Part of my job, as I understand it, is helping to keep Jim honest. Not to imply that he would ever be intentionally dishonest – nor would most respectable SEO professionals – but I think that, sometimes, it’s easy for SEO folks to lose sight of the people who actually click on the pages they work so hard to get to the top of the rankings. That little thing called user intent.
Your landing pages (or your client’s landing pages) should be able to pass the Your Mom Test.
Your mom doesn’t know SEO. If she’s anything like my mom, she has no clue what it is you do all day, nor why you get paid for doing it. Your mom doesn’t know what a meta tag is. Keyword popularity means nothing to her. She may think that “linkbait” sounds like some sort of dirty word. When she needs to find something online, she’s not going to know the best way to find it. She types in whatever comes to mind first, and hopes that Google (or Yahoo, or MSN) knows what she’s talking about.

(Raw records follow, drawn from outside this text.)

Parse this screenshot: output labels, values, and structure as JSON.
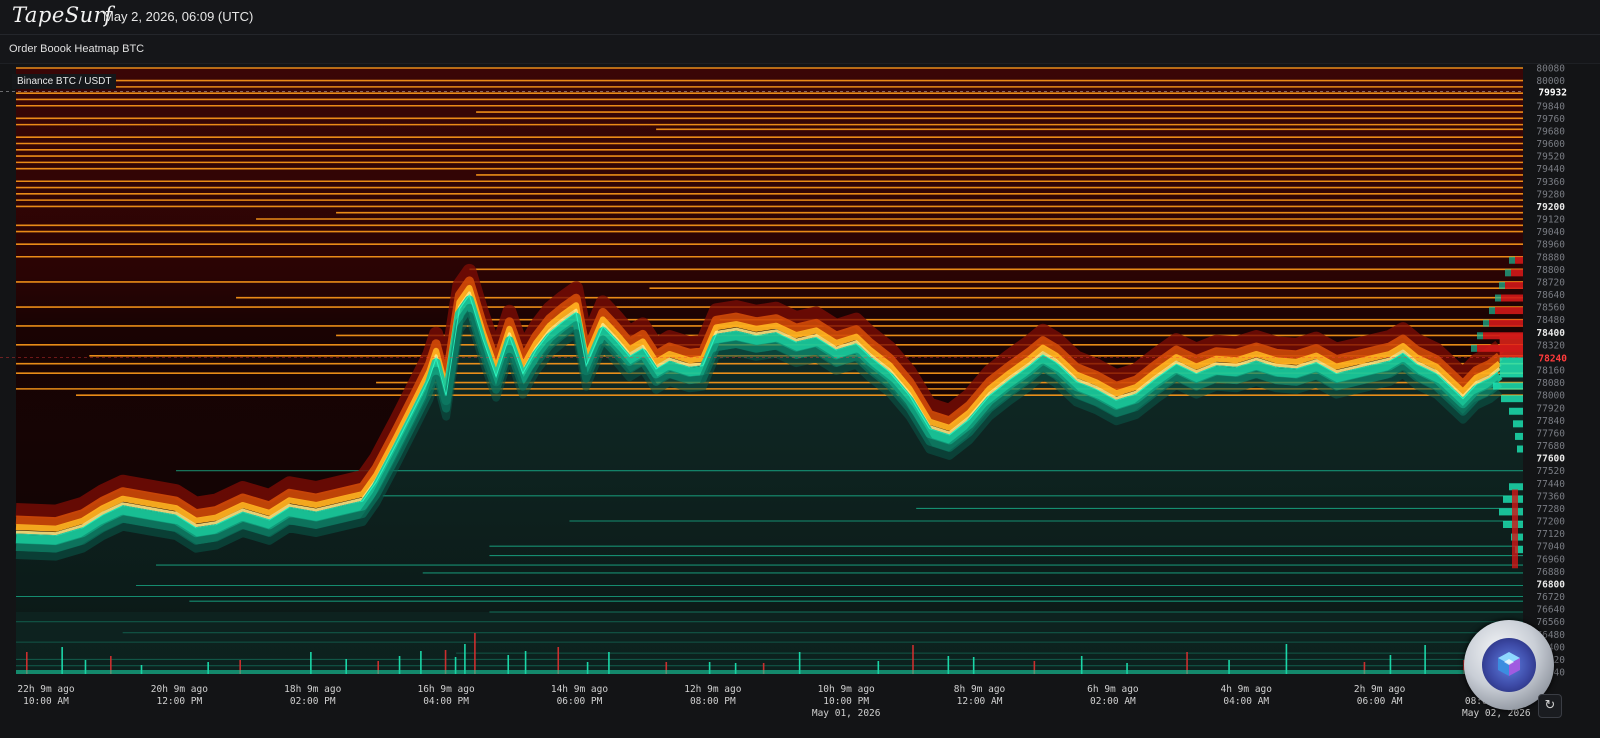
{
  "app": {
    "brand": "TapeSurf",
    "datetime": "May 2, 2026, 06:09 (UTC)"
  },
  "page": {
    "title": "Order Boook Heatmap BTC"
  },
  "chart_data": {
    "type": "heatmap",
    "title": "Binance BTC / USDT",
    "ylim": [
      76240,
      80080
    ],
    "y_ticks": [
      {
        "v": 80080,
        "label": "80080",
        "bold": false
      },
      {
        "v": 80000,
        "label": "80000",
        "bold": false
      },
      {
        "v": 79840,
        "label": "79840",
        "bold": false
      },
      {
        "v": 79760,
        "label": "79760",
        "bold": false
      },
      {
        "v": 79680,
        "label": "79680",
        "bold": false
      },
      {
        "v": 79600,
        "label": "79600",
        "bold": false
      },
      {
        "v": 79520,
        "label": "79520",
        "bold": false
      },
      {
        "v": 79440,
        "label": "79440",
        "bold": false
      },
      {
        "v": 79360,
        "label": "79360",
        "bold": false
      },
      {
        "v": 79280,
        "label": "79280",
        "bold": false
      },
      {
        "v": 79200,
        "label": "79200",
        "bold": true
      },
      {
        "v": 79120,
        "label": "79120",
        "bold": false
      },
      {
        "v": 79040,
        "label": "79040",
        "bold": false
      },
      {
        "v": 78960,
        "label": "78960",
        "bold": false
      },
      {
        "v": 78880,
        "label": "78880",
        "bold": false
      },
      {
        "v": 78800,
        "label": "78800",
        "bold": false
      },
      {
        "v": 78720,
        "label": "78720",
        "bold": false
      },
      {
        "v": 78640,
        "label": "78640",
        "bold": false
      },
      {
        "v": 78560,
        "label": "78560",
        "bold": false
      },
      {
        "v": 78480,
        "label": "78480",
        "bold": false
      },
      {
        "v": 78400,
        "label": "78400",
        "bold": true
      },
      {
        "v": 78320,
        "label": "78320",
        "bold": false
      },
      {
        "v": 78160,
        "label": "78160",
        "bold": false
      },
      {
        "v": 78080,
        "label": "78080",
        "bold": false
      },
      {
        "v": 78000,
        "label": "78000",
        "bold": false
      },
      {
        "v": 77920,
        "label": "77920",
        "bold": false
      },
      {
        "v": 77840,
        "label": "77840",
        "bold": false
      },
      {
        "v": 77760,
        "label": "77760",
        "bold": false
      },
      {
        "v": 77680,
        "label": "77680",
        "bold": false
      },
      {
        "v": 77600,
        "label": "77600",
        "bold": true
      },
      {
        "v": 77520,
        "label": "77520",
        "bold": false
      },
      {
        "v": 77440,
        "label": "77440",
        "bold": false
      },
      {
        "v": 77360,
        "label": "77360",
        "bold": false
      },
      {
        "v": 77280,
        "label": "77280",
        "bold": false
      },
      {
        "v": 77200,
        "label": "77200",
        "bold": false
      },
      {
        "v": 77120,
        "label": "77120",
        "bold": false
      },
      {
        "v": 77040,
        "label": "77040",
        "bold": false
      },
      {
        "v": 76960,
        "label": "76960",
        "bold": false
      },
      {
        "v": 76880,
        "label": "76880",
        "bold": false
      },
      {
        "v": 76800,
        "label": "76800",
        "bold": true
      },
      {
        "v": 76720,
        "label": "76720",
        "bold": false
      },
      {
        "v": 76640,
        "label": "76640",
        "bold": false
      },
      {
        "v": 76560,
        "label": "76560",
        "bold": false
      },
      {
        "v": 76480,
        "label": "76480",
        "bold": false
      },
      {
        "v": 76400,
        "label": "76400",
        "bold": false
      },
      {
        "v": 76320,
        "label": "76320",
        "bold": false
      },
      {
        "v": 76240,
        "label": "76240",
        "bold": false
      }
    ],
    "price_markers": [
      {
        "v": 79932,
        "label": "79932",
        "color": "#ffffff"
      },
      {
        "v": 78240,
        "label": "78240",
        "color": "#ff3b3b"
      }
    ],
    "x_ticks": [
      {
        "h": -22.15,
        "line1": "22h 9m ago",
        "line2": "10:00 AM",
        "line3": ""
      },
      {
        "h": -20.15,
        "line1": "20h 9m ago",
        "line2": "12:00 PM",
        "line3": ""
      },
      {
        "h": -18.15,
        "line1": "18h 9m ago",
        "line2": "02:00 PM",
        "line3": ""
      },
      {
        "h": -16.15,
        "line1": "16h 9m ago",
        "line2": "04:00 PM",
        "line3": ""
      },
      {
        "h": -14.15,
        "line1": "14h 9m ago",
        "line2": "06:00 PM",
        "line3": ""
      },
      {
        "h": -12.15,
        "line1": "12h 9m ago",
        "line2": "08:00 PM",
        "line3": ""
      },
      {
        "h": -10.15,
        "line1": "10h 9m ago",
        "line2": "10:00 PM",
        "line3": "May 01, 2026"
      },
      {
        "h": -8.15,
        "line1": "8h 9m ago",
        "line2": "12:00 AM",
        "line3": ""
      },
      {
        "h": -6.15,
        "line1": "6h 9m ago",
        "line2": "02:00 AM",
        "line3": ""
      },
      {
        "h": -4.15,
        "line1": "4h 9m ago",
        "line2": "04:00 AM",
        "line3": ""
      },
      {
        "h": -2.15,
        "line1": "2h 9m ago",
        "line2": "06:00 AM",
        "line3": ""
      },
      {
        "h": -0.4,
        "line1": "",
        "line2": "08:09:00 AM",
        "line3": "May 02, 2026"
      },
      {
        "h": 0,
        "line1": "now",
        "line2": "",
        "line3": ""
      }
    ],
    "price_series": [
      [
        -22.6,
        77130
      ],
      [
        -22.0,
        77120
      ],
      [
        -21.6,
        77170
      ],
      [
        -21.3,
        77250
      ],
      [
        -21.0,
        77310
      ],
      [
        -20.6,
        77280
      ],
      [
        -20.2,
        77250
      ],
      [
        -19.9,
        77170
      ],
      [
        -19.6,
        77190
      ],
      [
        -19.2,
        77270
      ],
      [
        -18.8,
        77220
      ],
      [
        -18.5,
        77300
      ],
      [
        -18.1,
        77270
      ],
      [
        -17.7,
        77310
      ],
      [
        -17.4,
        77340
      ],
      [
        -17.2,
        77460
      ],
      [
        -16.9,
        77700
      ],
      [
        -16.6,
        77950
      ],
      [
        -16.4,
        78120
      ],
      [
        -16.3,
        78250
      ],
      [
        -16.15,
        78010
      ],
      [
        -15.95,
        78560
      ],
      [
        -15.8,
        78650
      ],
      [
        -15.6,
        78370
      ],
      [
        -15.4,
        78130
      ],
      [
        -15.2,
        78390
      ],
      [
        -15.0,
        78150
      ],
      [
        -14.8,
        78300
      ],
      [
        -14.6,
        78410
      ],
      [
        -14.4,
        78480
      ],
      [
        -14.2,
        78540
      ],
      [
        -14.05,
        78200
      ],
      [
        -13.8,
        78450
      ],
      [
        -13.6,
        78360
      ],
      [
        -13.4,
        78260
      ],
      [
        -13.2,
        78310
      ],
      [
        -13.0,
        78180
      ],
      [
        -12.8,
        78230
      ],
      [
        -12.5,
        78190
      ],
      [
        -12.3,
        78200
      ],
      [
        -12.1,
        78400
      ],
      [
        -11.8,
        78420
      ],
      [
        -11.5,
        78390
      ],
      [
        -11.2,
        78410
      ],
      [
        -10.9,
        78350
      ],
      [
        -10.6,
        78380
      ],
      [
        -10.3,
        78300
      ],
      [
        -10.0,
        78340
      ],
      [
        -9.8,
        78260
      ],
      [
        -9.5,
        78160
      ],
      [
        -9.2,
        78010
      ],
      [
        -8.9,
        77800
      ],
      [
        -8.6,
        77760
      ],
      [
        -8.3,
        77860
      ],
      [
        -8.0,
        78010
      ],
      [
        -7.7,
        78110
      ],
      [
        -7.4,
        78200
      ],
      [
        -7.2,
        78270
      ],
      [
        -7.0,
        78220
      ],
      [
        -6.7,
        78100
      ],
      [
        -6.4,
        78050
      ],
      [
        -6.1,
        77980
      ],
      [
        -5.8,
        78020
      ],
      [
        -5.5,
        78120
      ],
      [
        -5.2,
        78210
      ],
      [
        -4.9,
        78150
      ],
      [
        -4.6,
        78200
      ],
      [
        -4.3,
        78190
      ],
      [
        -4.0,
        78230
      ],
      [
        -3.7,
        78190
      ],
      [
        -3.4,
        78180
      ],
      [
        -3.1,
        78220
      ],
      [
        -2.8,
        78150
      ],
      [
        -2.5,
        78180
      ],
      [
        -2.2,
        78210
      ],
      [
        -2.0,
        78230
      ],
      [
        -1.8,
        78280
      ],
      [
        -1.6,
        78210
      ],
      [
        -1.3,
        78150
      ],
      [
        -1.1,
        78070
      ],
      [
        -0.9,
        77990
      ],
      [
        -0.7,
        78080
      ],
      [
        -0.5,
        78120
      ],
      [
        -0.35,
        78170
      ]
    ],
    "ask_walls": [
      [
        80080,
        -22.6
      ],
      [
        80000,
        -22.6
      ],
      [
        79960,
        -22.6
      ],
      [
        79920,
        -22.6
      ],
      [
        79880,
        -22.6
      ],
      [
        79840,
        -22.6
      ],
      [
        79800,
        -15.7
      ],
      [
        79760,
        -22.6
      ],
      [
        79720,
        -22.6
      ],
      [
        79690,
        -13.0
      ],
      [
        79640,
        -22.6
      ],
      [
        79600,
        -22.6
      ],
      [
        79560,
        -22.6
      ],
      [
        79520,
        -22.6
      ],
      [
        79480,
        -22.6
      ],
      [
        79440,
        -22.6
      ],
      [
        79400,
        -15.7
      ],
      [
        79360,
        -22.6
      ],
      [
        79320,
        -22.6
      ],
      [
        79280,
        -22.6
      ],
      [
        79240,
        -22.6
      ],
      [
        79200,
        -22.6
      ],
      [
        79160,
        -17.8
      ],
      [
        79120,
        -19.0
      ],
      [
        79080,
        -22.6
      ],
      [
        79040,
        -22.6
      ],
      [
        78960,
        -22.6
      ],
      [
        78880,
        -22.6
      ],
      [
        78800,
        -15.8
      ],
      [
        78720,
        -22.6
      ],
      [
        78680,
        -13.1
      ],
      [
        78620,
        -19.3
      ],
      [
        78560,
        -22.6
      ],
      [
        78480,
        -15.8
      ],
      [
        78440,
        -22.6
      ],
      [
        78380,
        -17.8
      ],
      [
        78320,
        -22.6
      ],
      [
        78250,
        -21.5
      ],
      [
        78200,
        -22.6
      ],
      [
        78140,
        -22.6
      ],
      [
        78080,
        -17.2
      ],
      [
        78040,
        -22.6
      ],
      [
        78000,
        -21.7
      ]
    ],
    "bid_walls": [
      [
        77520,
        -20.2
      ],
      [
        77360,
        -17.1
      ],
      [
        77280,
        -9.1
      ],
      [
        77200,
        -14.3
      ],
      [
        77040,
        -15.5
      ],
      [
        76980,
        -15.5
      ],
      [
        76920,
        -20.5
      ],
      [
        76870,
        -16.5
      ],
      [
        76790,
        -20.8
      ],
      [
        76720,
        -22.6
      ],
      [
        76690,
        -20.0
      ],
      [
        76620,
        -15.5
      ],
      [
        76560,
        -22.6
      ],
      [
        76490,
        -21.0
      ],
      [
        76430,
        -22.6
      ],
      [
        76360,
        -16.0
      ],
      [
        76320,
        -22.6
      ],
      [
        76280,
        -22.6
      ]
    ],
    "volume_bars": [
      [
        -22.45,
        22
      ],
      [
        -21.92,
        27
      ],
      [
        -21.57,
        14
      ],
      [
        -21.19,
        18
      ],
      [
        -20.73,
        9
      ],
      [
        -19.73,
        12
      ],
      [
        -19.25,
        14
      ],
      [
        -18.19,
        22
      ],
      [
        -17.66,
        15
      ],
      [
        -17.18,
        13
      ],
      [
        -16.86,
        18
      ],
      [
        -16.54,
        23
      ],
      [
        -16.17,
        24
      ],
      [
        -16.02,
        17
      ],
      [
        -15.88,
        30
      ],
      [
        -15.73,
        41
      ],
      [
        -15.23,
        19
      ],
      [
        -14.97,
        23
      ],
      [
        -14.48,
        27
      ],
      [
        -14.04,
        12
      ],
      [
        -13.72,
        22
      ],
      [
        -12.86,
        12
      ],
      [
        -12.21,
        12
      ],
      [
        -11.82,
        11
      ],
      [
        -11.4,
        11
      ],
      [
        -10.86,
        22
      ],
      [
        -9.68,
        13
      ],
      [
        -9.16,
        29
      ],
      [
        -8.63,
        18
      ],
      [
        -8.25,
        17
      ],
      [
        -7.34,
        13
      ],
      [
        -6.63,
        18
      ],
      [
        -5.95,
        11
      ],
      [
        -5.05,
        22
      ],
      [
        -4.42,
        14
      ],
      [
        -3.56,
        30
      ],
      [
        -2.39,
        12
      ],
      [
        -2.0,
        19
      ],
      [
        -1.48,
        29
      ],
      [
        -0.9,
        14
      ],
      [
        -0.4,
        18
      ],
      [
        -0.1,
        21
      ]
    ],
    "xlim_hours": [
      -22.6,
      0
    ],
    "grid": false,
    "colors": {
      "low": "#8b0000",
      "mid": "#ff8c00",
      "high": "#ffd700",
      "bid": "#1de9b6",
      "ask_profile": "#d01818",
      "bid_profile": "#1de9b6"
    }
  },
  "controls": {
    "refresh_icon": "↻"
  },
  "branding": {
    "logo": "silver coin with blue cube emblem"
  }
}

If your mom typed in the keyword phrase you’re targeting, would she be happy with the result you’re promoting?
Let’s pick an unlikely phrase for you to be targeting – like [thorsten kaye]. I don’t know why you would be targeting [thorsten kaye], but I know why your mom would be searching for him. He’s an attractive actor on ABC Daytime’s All My Children. I have it on good authority that he’s popular with your mom’s crowd. (I had an uncomfortable conversation where my mother-in-law informed me that he is, in her exact words, “sex personified.”)
Let’s say that URL for which you’re targeting [thorsten kaye] is http://listing-index.ebay.com/actors/Thorsten_Kaye.html. Is your mom going to be happy with that result? Probably not. Sure, it’s got some basic biographical information. But your mom was at least savvy enough to know how to spell his name correctly, so she probably knew this information already.
The good news is that your mom isn’t going to be wondering why this page showed up in her search. It’s relevant. Just not good. If you’re going to take it to the top of the search engine results with some slick SEO techniques, you need to make sure it’s good. You need to make it great.
First of all, you need more than just a few paragraphs scraped from Wikipedia. You want to have original content. Duplicate content sucks. (This is where your mom’s opinion doesn’t matter. She doesn’t care much about duplicate content as long as the content is good. This is the little voice in the back of your head that sounds a whole lot like Matt Cutts. The second you try to monetize this page by including ads, you’re on his naughty list.)
After you’ve got some slick original content that tells your mom something she couldn’t learn from Wikipedia, you’re going to want to add pictures. Because if your mom is searching for Thorsten Kaye, you’d better believe she wants to see pictures of him.
Is your mom happy yet? Maybe, maybe not. It certainly couldn’t hurt to make sure your mom has a link to Thorsten’s official website and maybe to his bio on the official All My Children website. Why? Because those are authoritative sites that make you look like you know what you’re talking about, and going to either of them will make your mom happy.
To keep your mom happy on future visits, you could include some dynamic content – maybe an RSS feed of news about Thorsten Kaye, or a list of recent videos (that feature him) posted on YouTube. Your mom may not come back to the page if she’s already seen everything you have to offer about her favorite soap actor.
Of course, passing the Your Mom Test isn’t always so simple. You may have a client who wants to target [thorsten kaye], but the client page is about soap operas in general and only links to information specifically about Thorsten Kaye. In that case, you need to ask your client why your mom (his mom?) would want to see his page instead of just clicking on the link. Your client may have an answer, but it’s not going to be a valid one. Your mom really has no reason to see his page if she has to click another link to get to the goodies. She’d be much happier clicking on the direct link from the SERP.
Computer-generated content definitely fails the Your Mom Test.
Your mom may never search for some of the phrases you target – [payday loans] come to mind as a popular example – but try to think about each page you’re working on in term’s of your mom’s approval. You want your mom to be happy, right?